According to legend, she traveled up the East Alligator River to the Oenpilli landing creek, where she left her dog before traveling on to make her camp near Birraduk Creek. There she went for a swim in the waterhole, but the river came up and she was drowned. The old woman became a rock and remains there in stone to this day. We (Aborigines) are forbidden to climb the rock.
It is estimated that the Aboriginal Art in the Alligator Rivers region is a pictorial record of the region stretching back fifty millennia. Sacred figures painted in the rock shelter galleries were believed to be the work of legendary heroes of the Dreamtime. Myths associated with such paintings tell of the formation of the landscape and perpetuate a link between the mythological past and the present. Shelters richly decorated with paintings record the daily life of Aborigines of the region, while the numerous figures depicting aspects of contact with the outside world tell a graphic story of the arrival of new cultures in north Australia and their profound and generally negative impact on Aboriginal society.

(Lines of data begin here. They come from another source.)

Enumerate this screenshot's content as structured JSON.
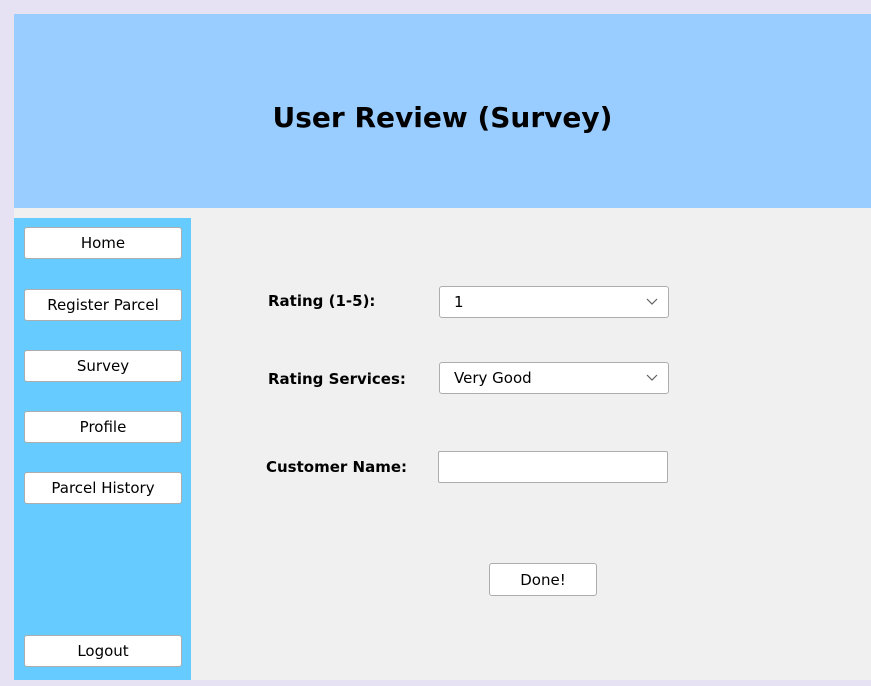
{
  "header": {
    "title": "User Review (Survey)"
  },
  "sidebar": {
    "items": [
      {
        "label": "Home"
      },
      {
        "label": "Register Parcel"
      },
      {
        "label": "Survey"
      },
      {
        "label": "Profile"
      },
      {
        "label": "Parcel History"
      }
    ],
    "logout_label": "Logout"
  },
  "form": {
    "rating": {
      "label": "Rating (1-5):",
      "value": "1"
    },
    "rating_services": {
      "label": "Rating Services:",
      "value": "Very Good"
    },
    "customer_name": {
      "label": "Customer Name:",
      "value": ""
    },
    "done_label": "Done!"
  },
  "colors": {
    "header_bg": "#99ccff",
    "sidebar_bg": "#66ccff",
    "content_bg": "#f0f0f0"
  },
  "icons": {
    "combo_arrow": "chevron-down-icon"
  }
}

The Arnhem Land Aboriginal rock art galleries are one of the artistic wonders of the world, the significance of which was recognised by UNESCO dedicating the third volume of its series on rare art masterpieces of the world to these paintings in a volume titled Aboriginal paintings – Arnhem Land. This recognition by UNESCO is testimony to the importance of the rock art of Arnhem Land, to the shared history of humanity. These remarkable and valuable works of art are being endangered by the greed of multi-national mining conglomerates in conjunction with the ‘here and now’ mentality of the Western world.

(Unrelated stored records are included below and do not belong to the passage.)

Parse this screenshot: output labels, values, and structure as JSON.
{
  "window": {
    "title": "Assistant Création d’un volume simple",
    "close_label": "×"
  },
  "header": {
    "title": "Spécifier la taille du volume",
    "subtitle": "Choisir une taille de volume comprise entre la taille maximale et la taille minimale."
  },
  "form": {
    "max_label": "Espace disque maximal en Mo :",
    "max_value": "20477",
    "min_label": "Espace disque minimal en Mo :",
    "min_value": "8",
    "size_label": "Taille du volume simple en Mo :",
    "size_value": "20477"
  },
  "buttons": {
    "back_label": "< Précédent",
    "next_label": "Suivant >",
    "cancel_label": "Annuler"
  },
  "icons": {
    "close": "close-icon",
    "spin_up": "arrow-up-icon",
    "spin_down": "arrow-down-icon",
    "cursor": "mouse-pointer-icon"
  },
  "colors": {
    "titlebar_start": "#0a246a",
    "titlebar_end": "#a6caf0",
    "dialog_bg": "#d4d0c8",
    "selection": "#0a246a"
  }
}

The Australian Government never tires of singing its own praises about weathering the Global Financial Crisis while delivering on its election promises to provide paid maternity leave to mothers and increased pensions to the elderly. Both laudable, though made possible through the tax revenues generated by the mining boom.
Mining, whilst good for the Australian economy, comes at the expense of someone else’s culture, a culture that forms part of the vast tapestry we call humanity. Every new mine opened, every ton of ore shipped overseas causes a diminution of the Dreamtime and a further separation of the world’s oldest continuous culture from its roots.
The rock paintings of Arnhem Land, recognised by UNESCO as being one of the wonders of the world are in themselves inextricably linked to the Dreamtime through the Mimi in the same way that everything existing on, below or above the land is linked to the Dreamtime. Unless all Australians sit-up and take notice of the cries of the land and the spirits there will be nothing left for future generations. Everyone’s Dreaming will be lost to the politics of now and the culture of greed.
Given the violent nature of the world on account of gender, ethnic and religious antipathy, it is perhaps time we turned to our common humanity to learn where, when and why we went wrong. The answer in part lies in the art galleries of Arnhem Land.
 “Aboriginal paintings – Arnhem land” is the third volume in the UNESCO World Art Series